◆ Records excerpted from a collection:
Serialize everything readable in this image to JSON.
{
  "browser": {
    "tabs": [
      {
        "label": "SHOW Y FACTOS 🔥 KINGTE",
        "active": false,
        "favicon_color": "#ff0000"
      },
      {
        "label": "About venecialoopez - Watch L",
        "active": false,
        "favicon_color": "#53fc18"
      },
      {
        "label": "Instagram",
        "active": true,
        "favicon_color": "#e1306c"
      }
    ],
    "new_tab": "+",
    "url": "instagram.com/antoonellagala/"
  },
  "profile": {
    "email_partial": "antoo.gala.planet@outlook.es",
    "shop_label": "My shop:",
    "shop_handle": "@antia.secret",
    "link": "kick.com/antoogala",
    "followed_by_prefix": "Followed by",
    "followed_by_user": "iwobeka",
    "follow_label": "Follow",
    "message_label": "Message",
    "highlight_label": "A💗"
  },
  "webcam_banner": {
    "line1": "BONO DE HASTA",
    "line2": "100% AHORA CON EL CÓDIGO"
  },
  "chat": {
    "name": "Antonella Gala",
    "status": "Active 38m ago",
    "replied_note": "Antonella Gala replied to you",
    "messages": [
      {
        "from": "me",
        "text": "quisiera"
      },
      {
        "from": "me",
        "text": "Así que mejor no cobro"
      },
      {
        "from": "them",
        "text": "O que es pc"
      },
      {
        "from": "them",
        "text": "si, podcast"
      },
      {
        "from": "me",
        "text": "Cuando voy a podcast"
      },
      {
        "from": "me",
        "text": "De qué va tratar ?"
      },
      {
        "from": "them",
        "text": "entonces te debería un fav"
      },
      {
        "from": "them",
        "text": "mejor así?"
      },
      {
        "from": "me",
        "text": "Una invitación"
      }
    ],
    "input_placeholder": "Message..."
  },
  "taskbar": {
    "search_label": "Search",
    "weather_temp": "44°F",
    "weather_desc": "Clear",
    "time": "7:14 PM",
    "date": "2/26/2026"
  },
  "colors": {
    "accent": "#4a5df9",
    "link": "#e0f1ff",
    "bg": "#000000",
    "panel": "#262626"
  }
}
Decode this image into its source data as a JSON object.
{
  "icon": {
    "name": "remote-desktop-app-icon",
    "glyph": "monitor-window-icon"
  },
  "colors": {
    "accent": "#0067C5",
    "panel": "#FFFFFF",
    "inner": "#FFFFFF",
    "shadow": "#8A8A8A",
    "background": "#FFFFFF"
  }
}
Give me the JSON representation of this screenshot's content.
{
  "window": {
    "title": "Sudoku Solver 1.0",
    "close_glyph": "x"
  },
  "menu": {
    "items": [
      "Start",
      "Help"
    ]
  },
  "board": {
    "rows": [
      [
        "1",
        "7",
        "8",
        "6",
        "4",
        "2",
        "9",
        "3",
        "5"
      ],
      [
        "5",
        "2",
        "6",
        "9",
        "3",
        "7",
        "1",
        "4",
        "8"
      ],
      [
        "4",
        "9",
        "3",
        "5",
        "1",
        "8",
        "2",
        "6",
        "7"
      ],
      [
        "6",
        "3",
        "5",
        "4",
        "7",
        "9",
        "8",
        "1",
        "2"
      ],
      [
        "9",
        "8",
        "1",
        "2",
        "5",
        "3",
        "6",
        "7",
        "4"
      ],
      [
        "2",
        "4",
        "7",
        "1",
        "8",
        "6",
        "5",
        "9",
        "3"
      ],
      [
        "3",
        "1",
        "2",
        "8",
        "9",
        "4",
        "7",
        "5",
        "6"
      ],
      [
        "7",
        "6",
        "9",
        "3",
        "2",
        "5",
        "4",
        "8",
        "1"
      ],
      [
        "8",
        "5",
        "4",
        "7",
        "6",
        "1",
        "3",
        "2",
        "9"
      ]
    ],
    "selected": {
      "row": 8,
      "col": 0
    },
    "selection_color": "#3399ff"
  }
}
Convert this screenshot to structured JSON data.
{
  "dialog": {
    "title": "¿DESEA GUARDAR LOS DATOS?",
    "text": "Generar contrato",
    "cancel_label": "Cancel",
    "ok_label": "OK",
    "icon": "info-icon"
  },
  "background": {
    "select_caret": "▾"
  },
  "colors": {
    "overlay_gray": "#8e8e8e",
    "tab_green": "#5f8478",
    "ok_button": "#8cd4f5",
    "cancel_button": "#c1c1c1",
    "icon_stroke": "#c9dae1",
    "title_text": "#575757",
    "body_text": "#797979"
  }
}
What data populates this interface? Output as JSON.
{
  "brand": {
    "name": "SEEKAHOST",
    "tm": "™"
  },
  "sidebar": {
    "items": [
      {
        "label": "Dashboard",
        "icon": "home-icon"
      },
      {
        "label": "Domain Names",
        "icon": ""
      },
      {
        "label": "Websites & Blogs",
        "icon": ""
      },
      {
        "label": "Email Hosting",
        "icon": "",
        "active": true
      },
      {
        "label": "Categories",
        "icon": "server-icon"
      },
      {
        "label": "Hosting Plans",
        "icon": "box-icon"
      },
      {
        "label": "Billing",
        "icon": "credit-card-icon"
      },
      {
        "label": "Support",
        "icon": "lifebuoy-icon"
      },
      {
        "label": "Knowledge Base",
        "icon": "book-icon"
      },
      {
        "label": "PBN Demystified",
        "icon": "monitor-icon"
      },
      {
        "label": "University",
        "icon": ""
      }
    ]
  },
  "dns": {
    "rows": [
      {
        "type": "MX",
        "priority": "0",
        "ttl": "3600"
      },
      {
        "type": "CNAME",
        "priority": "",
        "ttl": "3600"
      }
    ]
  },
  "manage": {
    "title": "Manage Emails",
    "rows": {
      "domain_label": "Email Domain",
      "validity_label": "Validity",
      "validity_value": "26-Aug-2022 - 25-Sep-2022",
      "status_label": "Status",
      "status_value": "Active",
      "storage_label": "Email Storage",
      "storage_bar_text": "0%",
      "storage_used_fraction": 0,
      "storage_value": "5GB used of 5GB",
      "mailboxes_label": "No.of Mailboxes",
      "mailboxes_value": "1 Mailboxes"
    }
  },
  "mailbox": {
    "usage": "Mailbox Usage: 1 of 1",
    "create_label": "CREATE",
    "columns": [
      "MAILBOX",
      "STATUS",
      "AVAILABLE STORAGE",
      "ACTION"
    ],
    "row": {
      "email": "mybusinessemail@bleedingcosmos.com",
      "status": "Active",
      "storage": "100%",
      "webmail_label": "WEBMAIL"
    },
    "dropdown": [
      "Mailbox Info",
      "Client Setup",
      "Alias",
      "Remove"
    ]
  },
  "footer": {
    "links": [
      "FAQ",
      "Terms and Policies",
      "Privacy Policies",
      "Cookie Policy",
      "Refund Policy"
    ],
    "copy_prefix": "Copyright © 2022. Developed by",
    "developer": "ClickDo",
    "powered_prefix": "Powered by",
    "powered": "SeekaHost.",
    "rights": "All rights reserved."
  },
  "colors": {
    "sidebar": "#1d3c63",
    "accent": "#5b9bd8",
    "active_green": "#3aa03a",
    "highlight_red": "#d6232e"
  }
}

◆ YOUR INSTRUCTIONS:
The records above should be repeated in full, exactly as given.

◆ RESPONSE TO THE TASK:
Serialize everything readable in this image to JSON.
{
  "browser": {
    "tabs": [
      {
        "label": "SHOW Y FACTOS 🔥 KINGTE",
        "active": false,
        "favicon_color": "#ff0000"
      },
      {
        "label": "About venecialoopez - Watch L",
        "active": false,
        "favicon_color": "#53fc18"
      },
      {
        "label": "Instagram",
        "active": true,
        "favicon_color": "#e1306c"
      }
    ],
    "new_tab": "+",
    "url": "instagram.com/antoonellagala/"
  },
  "profile": {
    "email_partial": "antoo.gala.planet@outlook.es",
    "shop_label": "My shop:",
    "shop_handle": "@antia.secret",
    "link": "kick.com/antoogala",
    "followed_by_prefix": "Followed by",
    "followed_by_user": "iwobeka",
    "follow_label": "Follow",
    "message_label": "Message",
    "highlight_label": "A💗"
  },
  "webcam_banner": {
    "line1": "BONO DE HASTA",
    "line2": "100% AHORA CON EL CÓDIGO"
  },
  "chat": {
    "name": "Antonella Gala",
    "status": "Active 38m ago",
    "replied_note": "Antonella Gala replied to you",
    "messages": [
      {
        "from": "me",
        "text": "quisiera"
      },
      {
        "from": "me",
        "text": "Así que mejor no cobro"
      },
      {
        "from": "them",
        "text": "O que es pc"
      },
      {
        "from": "them",
        "text": "si, podcast"
      },
      {
        "from": "me",
        "text": "Cuando voy a podcast"
      },
      {
        "from": "me",
        "text": "De qué va tratar ?"
      },
      {
        "from": "them",
        "text": "entonces te debería un fav"
      },
      {
        "from": "them",
        "text": "mejor así?"
      },
      {
        "from": "me",
        "text": "Una invitación"
      }
    ],
    "input_placeholder": "Message..."
  },
  "taskbar": {
    "search_label": "Search",
    "weather_temp": "44°F",
    "weather_desc": "Clear",
    "time": "7:14 PM",
    "date": "2/26/2026"
  },
  "colors": {
    "accent": "#4a5df9",
    "link": "#e0f1ff",
    "bg": "#000000",
    "panel": "#262626"
  }
}
Decode this image into its source data as a JSON object.
{
  "icon": {
    "name": "remote-desktop-app-icon",
    "glyph": "monitor-window-icon"
  },
  "colors": {
    "accent": "#0067C5",
    "panel": "#FFFFFF",
    "inner": "#FFFFFF",
    "shadow": "#8A8A8A",
    "background": "#FFFFFF"
  }
}
Give me the JSON representation of this screenshot's content.
{
  "window": {
    "title": "Sudoku Solver 1.0",
    "close_glyph": "x"
  },
  "menu": {
    "items": [
      "Start",
      "Help"
    ]
  },
  "board": {
    "rows": [
      [
        "1",
        "7",
        "8",
        "6",
        "4",
        "2",
        "9",
        "3",
        "5"
      ],
      [
        "5",
        "2",
        "6",
        "9",
        "3",
        "7",
        "1",
        "4",
        "8"
      ],
      [
        "4",
        "9",
        "3",
        "5",
        "1",
        "8",
        "2",
        "6",
        "7"
      ],
      [
        "6",
        "3",
        "5",
        "4",
        "7",
        "9",
        "8",
        "1",
        "2"
      ],
      [
        "9",
        "8",
        "1",
        "2",
        "5",
        "3",
        "6",
        "7",
        "4"
      ],
      [
        "2",
        "4",
        "7",
        "1",
        "8",
        "6",
        "5",
        "9",
        "3"
      ],
      [
        "3",
        "1",
        "2",
        "8",
        "9",
        "4",
        "7",
        "5",
        "6"
      ],
      [
        "7",
        "6",
        "9",
        "3",
        "2",
        "5",
        "4",
        "8",
        "1"
      ],
      [
        "8",
        "5",
        "4",
        "7",
        "6",
        "1",
        "3",
        "2",
        "9"
      ]
    ],
    "selected": {
      "row": 8,
      "col": 0
    },
    "selection_color": "#3399ff"
  }
}
Convert this screenshot to structured JSON data.
{
  "dialog": {
    "title": "¿DESEA GUARDAR LOS DATOS?",
    "text": "Generar contrato",
    "cancel_label": "Cancel",
    "ok_label": "OK",
    "icon": "info-icon"
  },
  "background": {
    "select_caret": "▾"
  },
  "colors": {
    "overlay_gray": "#8e8e8e",
    "tab_green": "#5f8478",
    "ok_button": "#8cd4f5",
    "cancel_button": "#c1c1c1",
    "icon_stroke": "#c9dae1",
    "title_text": "#575757",
    "body_text": "#797979"
  }
}
What data populates this interface? Output as JSON.
{
  "brand": {
    "name": "SEEKAHOST",
    "tm": "™"
  },
  "sidebar": {
    "items": [
      {
        "label": "Dashboard",
        "icon": "home-icon"
      },
      {
        "label": "Domain Names",
        "icon": ""
      },
      {
        "label": "Websites & Blogs",
        "icon": ""
      },
      {
        "label": "Email Hosting",
        "icon": "",
        "active": true
      },
      {
        "label": "Categories",
        "icon": "server-icon"
      },
      {
        "label": "Hosting Plans",
        "icon": "box-icon"
      },
      {
        "label": "Billing",
        "icon": "credit-card-icon"
      },
      {
        "label": "Support",
        "icon": "lifebuoy-icon"
      },
      {
        "label": "Knowledge Base",
        "icon": "book-icon"
      },
      {
        "label": "PBN Demystified",
        "icon": "monitor-icon"
      },
      {
        "label": "University",
        "icon": ""
      }
    ]
  },
  "dns": {
    "rows": [
      {
        "type": "MX",
        "priority": "0",
        "ttl": "3600"
      },
      {
        "type": "CNAME",
        "priority": "",
        "ttl": "3600"
      }
    ]
  },
  "manage": {
    "title": "Manage Emails",
    "rows": {
      "domain_label": "Email Domain",
      "validity_label": "Validity",
      "validity_value": "26-Aug-2022 - 25-Sep-2022",
      "status_label": "Status",
      "status_value": "Active",
      "storage_label": "Email Storage",
      "storage_bar_text": "0%",
      "storage_used_fraction": 0,
      "storage_value": "5GB used of 5GB",
      "mailboxes_label": "No.of Mailboxes",
      "mailboxes_value": "1 Mailboxes"
    }
  },
  "mailbox": {
    "usage": "Mailbox Usage: 1 of 1",
    "create_label": "CREATE",
    "columns": [
      "MAILBOX",
      "STATUS",
      "AVAILABLE STORAGE",
      "ACTION"
    ],
    "row": {
      "email": "mybusinessemail@bleedingcosmos.com",
      "status": "Active",
      "storage": "100%",
      "webmail_label": "WEBMAIL"
    },
    "dropdown": [
      "Mailbox Info",
      "Client Setup",
      "Alias",
      "Remove"
    ]
  },
  "footer": {
    "links": [
      "FAQ",
      "Terms and Policies",
      "Privacy Policies",
      "Cookie Policy",
      "Refund Policy"
    ],
    "copy_prefix": "Copyright © 2022. Developed by",
    "developer": "ClickDo",
    "powered_prefix": "Powered by",
    "powered": "SeekaHost.",
    "rights": "All rights reserved."
  },
  "colors": {
    "sidebar": "#1d3c63",
    "accent": "#5b9bd8",
    "active_green": "#3aa03a",
    "highlight_red": "#d6232e"
  }
}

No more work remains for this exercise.